Without any images, output the records below verbatim.

(Beginning of Study material)

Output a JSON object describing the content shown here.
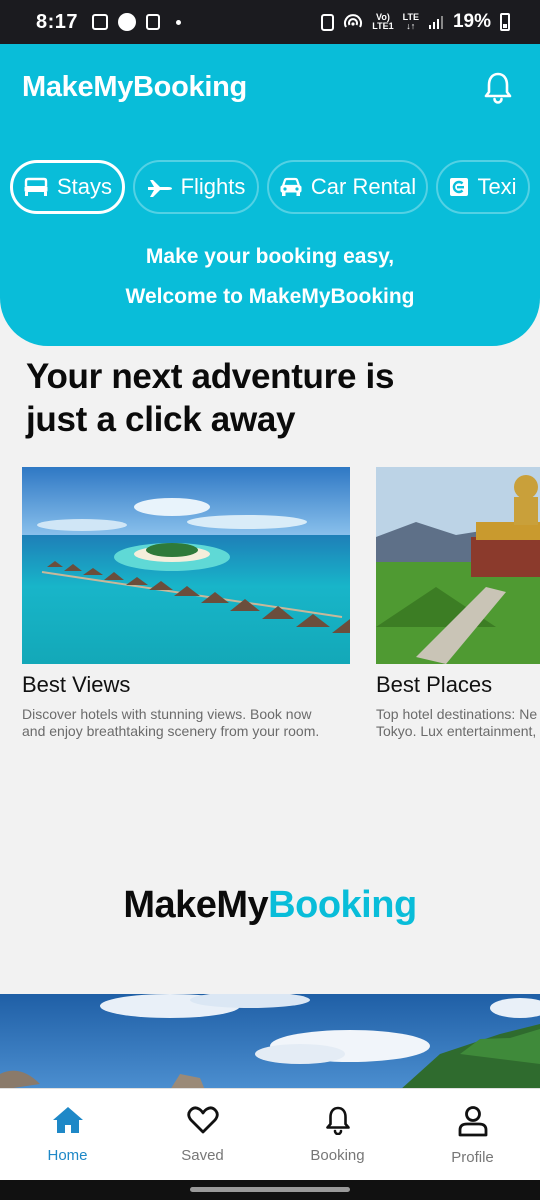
{
  "status_bar": {
    "time": "8:17",
    "network_line1": "Vo)",
    "network_line2": "LTE1",
    "lte_line1": "LTE",
    "lte_line2": "↓↑",
    "battery": "19%"
  },
  "header": {
    "title": "MakeMyBooking",
    "tabs": [
      {
        "label": "Stays",
        "icon": "bed-icon"
      },
      {
        "label": "Flights",
        "icon": "airplane-icon"
      },
      {
        "label": "Car Rental",
        "icon": "car-icon"
      },
      {
        "label": "Texi",
        "icon": "taxi-icon"
      }
    ],
    "welcome_line1": "Make your booking easy,",
    "welcome_line2": "Welcome to MakeMyBooking"
  },
  "main": {
    "headline": "Your next adventure is just a click away",
    "cards": [
      {
        "title": "Best Views",
        "description": "Discover hotels with stunning views. Book now and enjoy breathtaking scenery from your room."
      },
      {
        "title": "Best Places",
        "description": "Top hotel destinations: Ne Dubai, London, Tokyo. Lux entertainment, and unforg await"
      }
    ],
    "brand_part1": "MakeMy",
    "brand_part2": "Booking"
  },
  "bottom_nav": {
    "items": [
      {
        "label": "Home",
        "icon": "home-icon",
        "active": true
      },
      {
        "label": "Saved",
        "icon": "heart-icon"
      },
      {
        "label": "Booking",
        "icon": "bell-icon"
      },
      {
        "label": "Profile",
        "icon": "person-icon"
      }
    ]
  },
  "colors": {
    "accent": "#09bdd9",
    "nav_active": "#1e88c7",
    "background": "#f2f2f2"
  }
}
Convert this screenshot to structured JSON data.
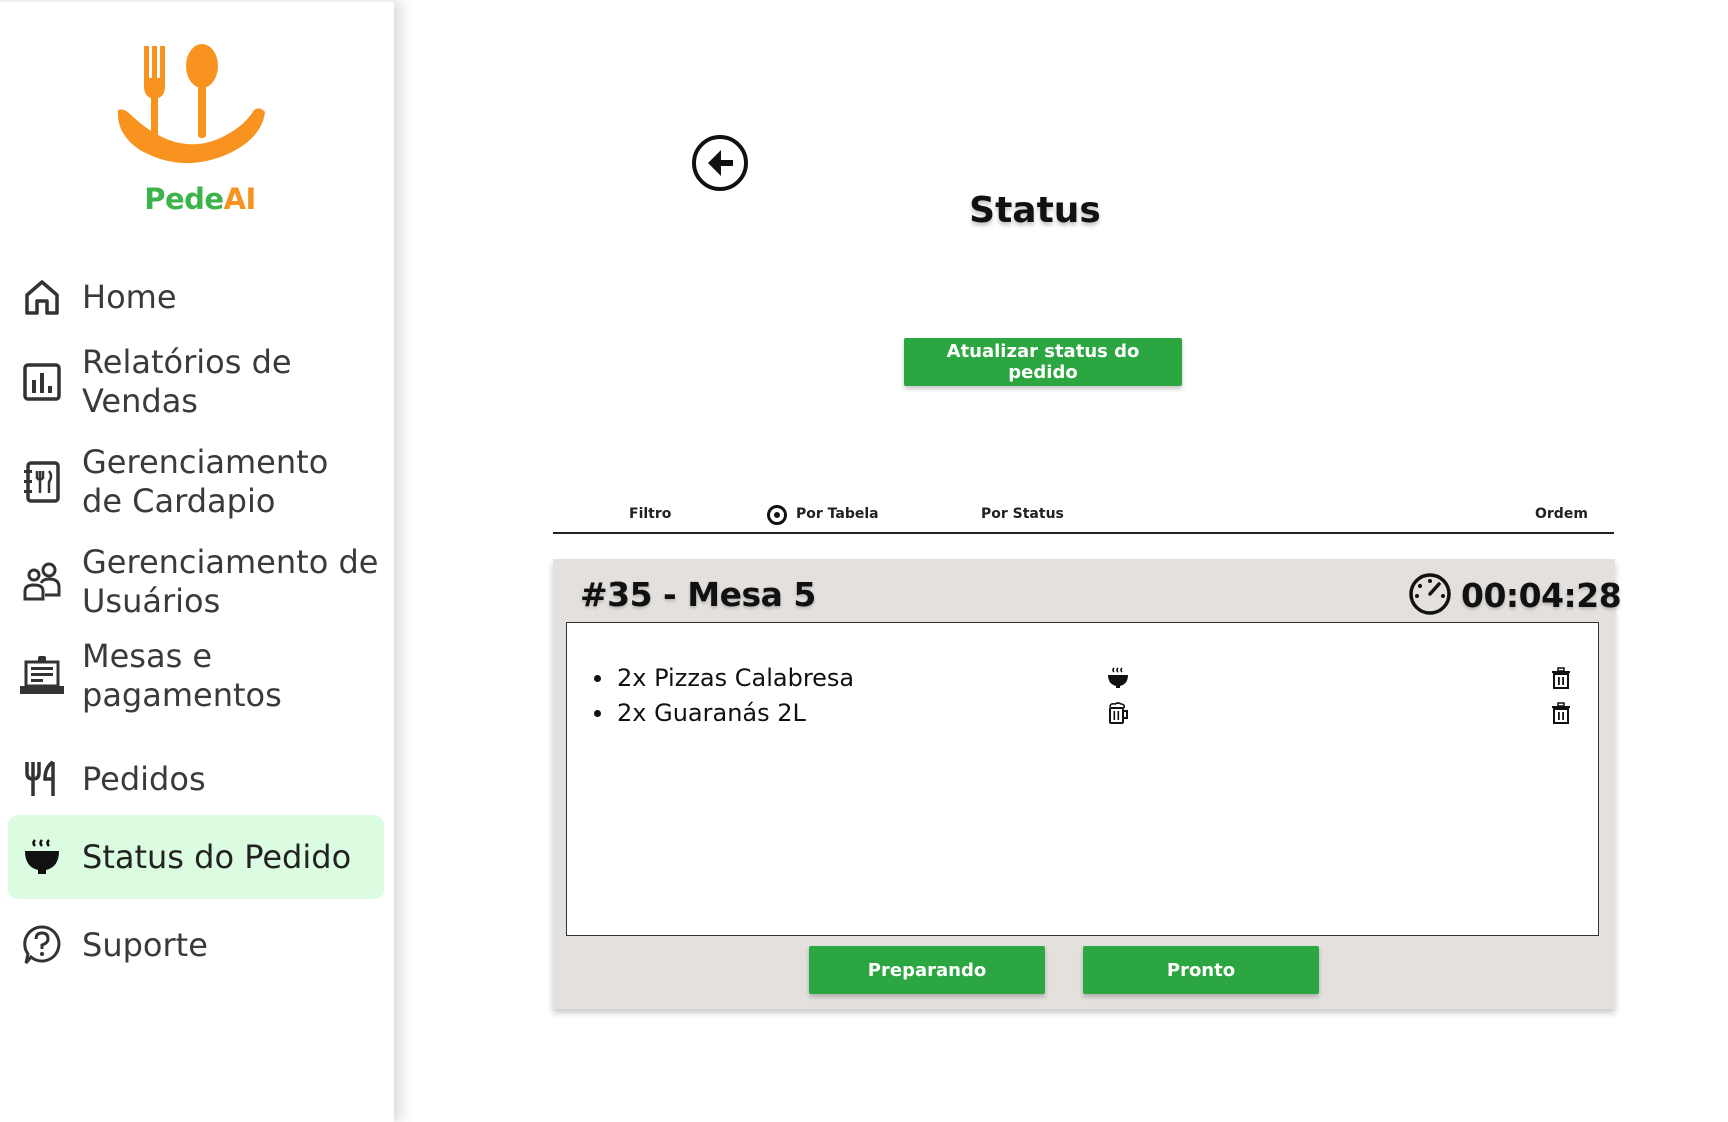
{
  "brand": {
    "name_part1": "Pede",
    "name_part2": "AI",
    "color_green": "#3cb44b",
    "color_orange": "#f7931e"
  },
  "sidebar": {
    "items": [
      {
        "label": "Home",
        "icon": "home-icon"
      },
      {
        "label": "Relatórios de Vendas",
        "icon": "report-icon"
      },
      {
        "label": "Gerenciamento de Cardapio",
        "icon": "menu-book-icon"
      },
      {
        "label": "Gerenciamento de Usuários",
        "icon": "users-icon"
      },
      {
        "label": "Mesas e pagamentos",
        "icon": "cash-register-icon"
      },
      {
        "label": "Pedidos",
        "icon": "utensils-icon"
      },
      {
        "label": "Status do Pedido",
        "icon": "hot-bowl-icon",
        "active": true
      },
      {
        "label": "Suporte",
        "icon": "help-icon"
      }
    ],
    "active_bg": "#dcfce1"
  },
  "page": {
    "title": "Status",
    "update_button": "Atualizar status do pedido"
  },
  "filter": {
    "label": "Filtro",
    "option_table": "Por Tabela",
    "option_status": "Por Status",
    "order_label": "Ordem",
    "selected": "Por Tabela"
  },
  "order": {
    "title": "#35 - Mesa 5",
    "timer": "00:04:28",
    "items": [
      {
        "text": "2x Pizzas Calabresa",
        "status_icon": "hot-bowl-icon"
      },
      {
        "text": "2x Guaranás 2L",
        "status_icon": "beer-mug-icon"
      }
    ],
    "buttons": {
      "preparing": "Preparando",
      "ready": "Pronto"
    }
  },
  "colors": {
    "accent_green": "#2ca640",
    "card_bg": "#e3e0dd"
  }
}
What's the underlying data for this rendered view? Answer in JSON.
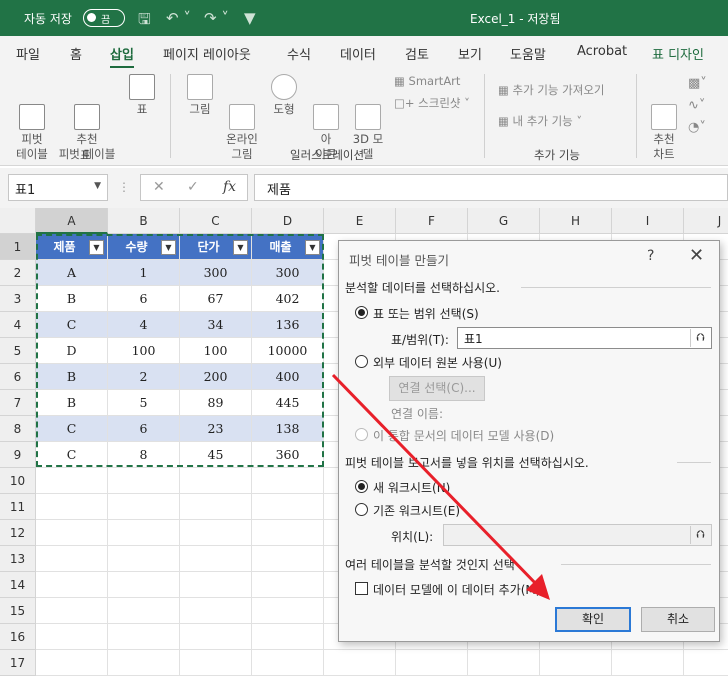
{
  "titlebar": {
    "autosave_label": "자동 저장",
    "autosave_state": "끔",
    "document_title": "Excel_1  -  저장됨"
  },
  "tabs": [
    "파일",
    "홈",
    "삽입",
    "페이지 레이아웃",
    "수식",
    "데이터",
    "검토",
    "보기",
    "도움말",
    "Acrobat",
    "표 디자인"
  ],
  "ribbon": {
    "pivot_table": "피벗\n테이블",
    "recommended_pivot": "추천\n피벗 테이블",
    "table": "표",
    "group_table": "표",
    "pictures": "그림",
    "online_pictures": "온라인\n그림",
    "shapes": "도형",
    "icons": "아\n이콘",
    "models_3d": "3D 모\n델",
    "smartart": "SmartArt",
    "screenshot": "스크린샷",
    "group_illustrations": "일러스트레이션",
    "get_addins": "추가 기능 가져오기",
    "my_addins": "내 추가 기능",
    "group_addins": "추가 기능",
    "recommended_charts": "추천\n차트"
  },
  "formula_bar": {
    "name_box": "표1",
    "cancel": "✕",
    "enter": "✓",
    "fx": "fx",
    "content": "제품"
  },
  "columns": [
    "A",
    "B",
    "C",
    "D",
    "E",
    "F",
    "G",
    "H",
    "I",
    "J"
  ],
  "rows": [
    "1",
    "2",
    "3",
    "4",
    "5",
    "6",
    "7",
    "8",
    "9",
    "10",
    "11",
    "12",
    "13",
    "14",
    "15",
    "16",
    "17"
  ],
  "table": {
    "headers": [
      "제품",
      "수량",
      "단가",
      "매출"
    ],
    "rows": [
      [
        "A",
        "1",
        "300",
        "300"
      ],
      [
        "B",
        "6",
        "67",
        "402"
      ],
      [
        "C",
        "4",
        "34",
        "136"
      ],
      [
        "D",
        "100",
        "100",
        "10000"
      ],
      [
        "B",
        "2",
        "200",
        "400"
      ],
      [
        "B",
        "5",
        "89",
        "445"
      ],
      [
        "C",
        "6",
        "23",
        "138"
      ],
      [
        "C",
        "8",
        "45",
        "360"
      ]
    ]
  },
  "dialog": {
    "title": "피벗 테이블 만들기",
    "help": "?",
    "close": "✕",
    "section_data": "분석할 데이터를 선택하십시오.",
    "opt_table_range": "표 또는 범위 선택(S)",
    "range_label": "표/범위(T):",
    "range_value": "표1",
    "opt_external": "외부 데이터 원본 사용(U)",
    "choose_connection": "연결 선택(C)...",
    "connection_name": "연결 이름:",
    "opt_data_model": "이 통합 문서의 데이터 모델 사용(D)",
    "section_location": "피벗 테이블 보고서를 넣을 위치를 선택하십시오.",
    "opt_new_sheet": "새 워크시트(N)",
    "opt_existing_sheet": "기존 워크시트(E)",
    "location_label": "위치(L):",
    "location_value": "",
    "section_multiple": "여러 테이블을 분석할 것인지 선택",
    "add_to_model": "데이터 모델에 이 데이터 추가(M)",
    "ok": "확인",
    "cancel": "취소"
  },
  "colors": {
    "excel_green": "#217346",
    "table_header": "#4472c4",
    "table_band": "#d9e1f2",
    "annotation_arrow": "#e8202a"
  }
}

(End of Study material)

▶ Exercise response:
Output a JSON object describing the content shown here.
{
  "status_bar": {
    "time": "8:17",
    "network_line1": "Vo)",
    "network_line2": "LTE1",
    "lte_line1": "LTE",
    "lte_line2": "↓↑",
    "battery": "19%"
  },
  "header": {
    "title": "MakeMyBooking",
    "tabs": [
      {
        "label": "Stays",
        "icon": "bed-icon"
      },
      {
        "label": "Flights",
        "icon": "airplane-icon"
      },
      {
        "label": "Car Rental",
        "icon": "car-icon"
      },
      {
        "label": "Texi",
        "icon": "taxi-icon"
      }
    ],
    "welcome_line1": "Make your booking easy,",
    "welcome_line2": "Welcome to MakeMyBooking"
  },
  "main": {
    "headline": "Your next adventure is just a click away",
    "cards": [
      {
        "title": "Best Views",
        "description": "Discover hotels with stunning views. Book now and enjoy breathtaking scenery from your room."
      },
      {
        "title": "Best Places",
        "description": "Top hotel destinations: Ne Dubai, London, Tokyo. Lux entertainment, and unforg await"
      }
    ],
    "brand_part1": "MakeMy",
    "brand_part2": "Booking"
  },
  "bottom_nav": {
    "items": [
      {
        "label": "Home",
        "icon": "home-icon",
        "active": true
      },
      {
        "label": "Saved",
        "icon": "heart-icon"
      },
      {
        "label": "Booking",
        "icon": "bell-icon"
      },
      {
        "label": "Profile",
        "icon": "person-icon"
      }
    ]
  },
  "colors": {
    "accent": "#09bdd9",
    "nav_active": "#1e88c7",
    "background": "#f2f2f2"
  }
}
Convert this screenshot to structured JSON data.
{
  "brand": {
    "name_part1": "Pede",
    "name_part2": "AI",
    "color_green": "#3cb44b",
    "color_orange": "#f7931e"
  },
  "sidebar": {
    "items": [
      {
        "label": "Home",
        "icon": "home-icon"
      },
      {
        "label": "Relatórios de Vendas",
        "icon": "report-icon"
      },
      {
        "label": "Gerenciamento de Cardapio",
        "icon": "menu-book-icon"
      },
      {
        "label": "Gerenciamento de Usuários",
        "icon": "users-icon"
      },
      {
        "label": "Mesas e pagamentos",
        "icon": "cash-register-icon"
      },
      {
        "label": "Pedidos",
        "icon": "utensils-icon"
      },
      {
        "label": "Status do Pedido",
        "icon": "hot-bowl-icon",
        "active": true
      },
      {
        "label": "Suporte",
        "icon": "help-icon"
      }
    ],
    "active_bg": "#dcfce1"
  },
  "page": {
    "title": "Status",
    "update_button": "Atualizar status do pedido"
  },
  "filter": {
    "label": "Filtro",
    "option_table": "Por Tabela",
    "option_status": "Por Status",
    "order_label": "Ordem",
    "selected": "Por Tabela"
  },
  "order": {
    "title": "#35 - Mesa 5",
    "timer": "00:04:28",
    "items": [
      {
        "text": "2x Pizzas Calabresa",
        "status_icon": "hot-bowl-icon"
      },
      {
        "text": "2x Guaranás 2L",
        "status_icon": "beer-mug-icon"
      }
    ],
    "buttons": {
      "preparing": "Preparando",
      "ready": "Pronto"
    }
  },
  "colors": {
    "accent_green": "#2ca640",
    "card_bg": "#e3e0dd"
  }
}
What's the underlying data for this rendered view? Answer in JSON.
{
  "titlebar": {
    "autosave_label": "자동 저장",
    "autosave_state": "끔",
    "document_title": "Excel_1  -  저장됨"
  },
  "tabs": [
    "파일",
    "홈",
    "삽입",
    "페이지 레이아웃",
    "수식",
    "데이터",
    "검토",
    "보기",
    "도움말",
    "Acrobat",
    "표 디자인"
  ],
  "ribbon": {
    "pivot_table": "피벗\n테이블",
    "recommended_pivot": "추천\n피벗 테이블",
    "table": "표",
    "group_table": "표",
    "pictures": "그림",
    "online_pictures": "온라인\n그림",
    "shapes": "도형",
    "icons": "아\n이콘",
    "models_3d": "3D 모\n델",
    "smartart": "SmartArt",
    "screenshot": "스크린샷",
    "group_illustrations": "일러스트레이션",
    "get_addins": "추가 기능 가져오기",
    "my_addins": "내 추가 기능",
    "group_addins": "추가 기능",
    "recommended_charts": "추천\n차트"
  },
  "formula_bar": {
    "name_box": "표1",
    "cancel": "✕",
    "enter": "✓",
    "fx": "fx",
    "content": "제품"
  },
  "columns": [
    "A",
    "B",
    "C",
    "D",
    "E",
    "F",
    "G",
    "H",
    "I",
    "J"
  ],
  "rows": [
    "1",
    "2",
    "3",
    "4",
    "5",
    "6",
    "7",
    "8",
    "9",
    "10",
    "11",
    "12",
    "13",
    "14",
    "15",
    "16",
    "17"
  ],
  "table": {
    "headers": [
      "제품",
      "수량",
      "단가",
      "매출"
    ],
    "rows": [
      [
        "A",
        "1",
        "300",
        "300"
      ],
      [
        "B",
        "6",
        "67",
        "402"
      ],
      [
        "C",
        "4",
        "34",
        "136"
      ],
      [
        "D",
        "100",
        "100",
        "10000"
      ],
      [
        "B",
        "2",
        "200",
        "400"
      ],
      [
        "B",
        "5",
        "89",
        "445"
      ],
      [
        "C",
        "6",
        "23",
        "138"
      ],
      [
        "C",
        "8",
        "45",
        "360"
      ]
    ]
  },
  "dialog": {
    "title": "피벗 테이블 만들기",
    "help": "?",
    "close": "✕",
    "section_data": "분석할 데이터를 선택하십시오.",
    "opt_table_range": "표 또는 범위 선택(S)",
    "range_label": "표/범위(T):",
    "range_value": "표1",
    "opt_external": "외부 데이터 원본 사용(U)",
    "choose_connection": "연결 선택(C)...",
    "connection_name": "연결 이름:",
    "opt_data_model": "이 통합 문서의 데이터 모델 사용(D)",
    "section_location": "피벗 테이블 보고서를 넣을 위치를 선택하십시오.",
    "opt_new_sheet": "새 워크시트(N)",
    "opt_existing_sheet": "기존 워크시트(E)",
    "location_label": "위치(L):",
    "location_value": "",
    "section_multiple": "여러 테이블을 분석할 것인지 선택",
    "add_to_model": "데이터 모델에 이 데이터 추가(M)",
    "ok": "확인",
    "cancel": "취소"
  },
  "colors": {
    "excel_green": "#217346",
    "table_header": "#4472c4",
    "table_band": "#d9e1f2",
    "annotation_arrow": "#e8202a"
  }
}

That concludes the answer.